** Goal of the exercise **
The records follow. Filter them to the lines that hold "time".

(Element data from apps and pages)
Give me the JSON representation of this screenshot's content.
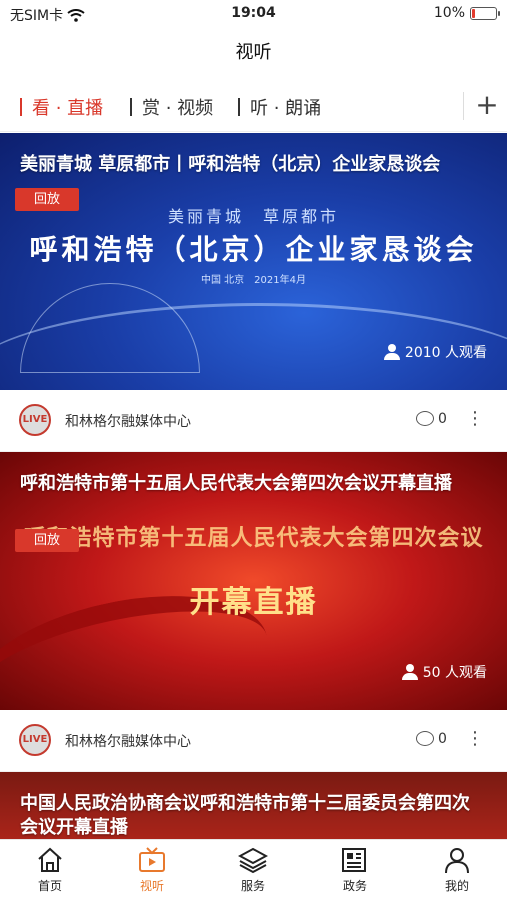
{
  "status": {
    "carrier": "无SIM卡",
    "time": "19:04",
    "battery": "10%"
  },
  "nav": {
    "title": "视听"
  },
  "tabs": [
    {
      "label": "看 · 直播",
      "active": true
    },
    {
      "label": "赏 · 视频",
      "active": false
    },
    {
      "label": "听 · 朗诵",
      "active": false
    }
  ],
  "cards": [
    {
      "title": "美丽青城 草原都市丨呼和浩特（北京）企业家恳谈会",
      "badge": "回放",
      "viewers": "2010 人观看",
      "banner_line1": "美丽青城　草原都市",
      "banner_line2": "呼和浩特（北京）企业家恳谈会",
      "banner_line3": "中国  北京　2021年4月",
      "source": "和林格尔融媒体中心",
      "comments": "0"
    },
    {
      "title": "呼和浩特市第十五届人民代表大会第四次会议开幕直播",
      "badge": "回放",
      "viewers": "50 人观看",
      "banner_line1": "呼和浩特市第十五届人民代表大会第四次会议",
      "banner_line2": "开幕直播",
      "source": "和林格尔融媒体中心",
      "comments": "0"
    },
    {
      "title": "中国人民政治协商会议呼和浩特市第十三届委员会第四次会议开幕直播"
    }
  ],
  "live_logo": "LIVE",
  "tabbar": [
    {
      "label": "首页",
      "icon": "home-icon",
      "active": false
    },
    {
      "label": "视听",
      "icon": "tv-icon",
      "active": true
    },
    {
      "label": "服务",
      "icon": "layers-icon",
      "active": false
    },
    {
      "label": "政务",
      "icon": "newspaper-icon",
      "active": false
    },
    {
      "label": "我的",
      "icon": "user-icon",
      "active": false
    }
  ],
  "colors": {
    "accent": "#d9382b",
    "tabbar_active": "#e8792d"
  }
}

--

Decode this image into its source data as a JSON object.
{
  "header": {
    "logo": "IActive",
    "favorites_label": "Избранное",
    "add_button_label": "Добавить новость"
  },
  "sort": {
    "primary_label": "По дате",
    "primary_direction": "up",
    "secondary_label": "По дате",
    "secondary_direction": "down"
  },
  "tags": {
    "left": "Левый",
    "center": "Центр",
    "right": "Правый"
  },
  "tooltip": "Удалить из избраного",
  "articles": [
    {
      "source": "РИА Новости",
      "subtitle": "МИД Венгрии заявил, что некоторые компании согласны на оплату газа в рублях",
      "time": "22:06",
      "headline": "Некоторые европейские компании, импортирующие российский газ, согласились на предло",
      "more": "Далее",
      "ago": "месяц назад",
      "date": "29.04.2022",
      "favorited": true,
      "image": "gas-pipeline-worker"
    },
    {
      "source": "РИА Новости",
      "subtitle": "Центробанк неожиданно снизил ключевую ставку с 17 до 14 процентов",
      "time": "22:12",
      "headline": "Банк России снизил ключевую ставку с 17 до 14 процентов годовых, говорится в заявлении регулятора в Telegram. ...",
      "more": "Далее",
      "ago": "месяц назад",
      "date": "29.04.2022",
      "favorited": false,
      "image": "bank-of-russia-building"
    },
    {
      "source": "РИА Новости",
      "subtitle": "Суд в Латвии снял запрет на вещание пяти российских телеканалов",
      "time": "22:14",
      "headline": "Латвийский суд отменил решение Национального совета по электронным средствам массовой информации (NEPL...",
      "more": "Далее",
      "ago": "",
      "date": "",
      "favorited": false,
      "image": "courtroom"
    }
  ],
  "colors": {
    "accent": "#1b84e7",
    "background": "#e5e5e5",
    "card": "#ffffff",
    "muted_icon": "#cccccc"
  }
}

** The completed task **
    "time": "19:04",
      "time": "22:06",
      "time": "22:12",
      "time": "22:14",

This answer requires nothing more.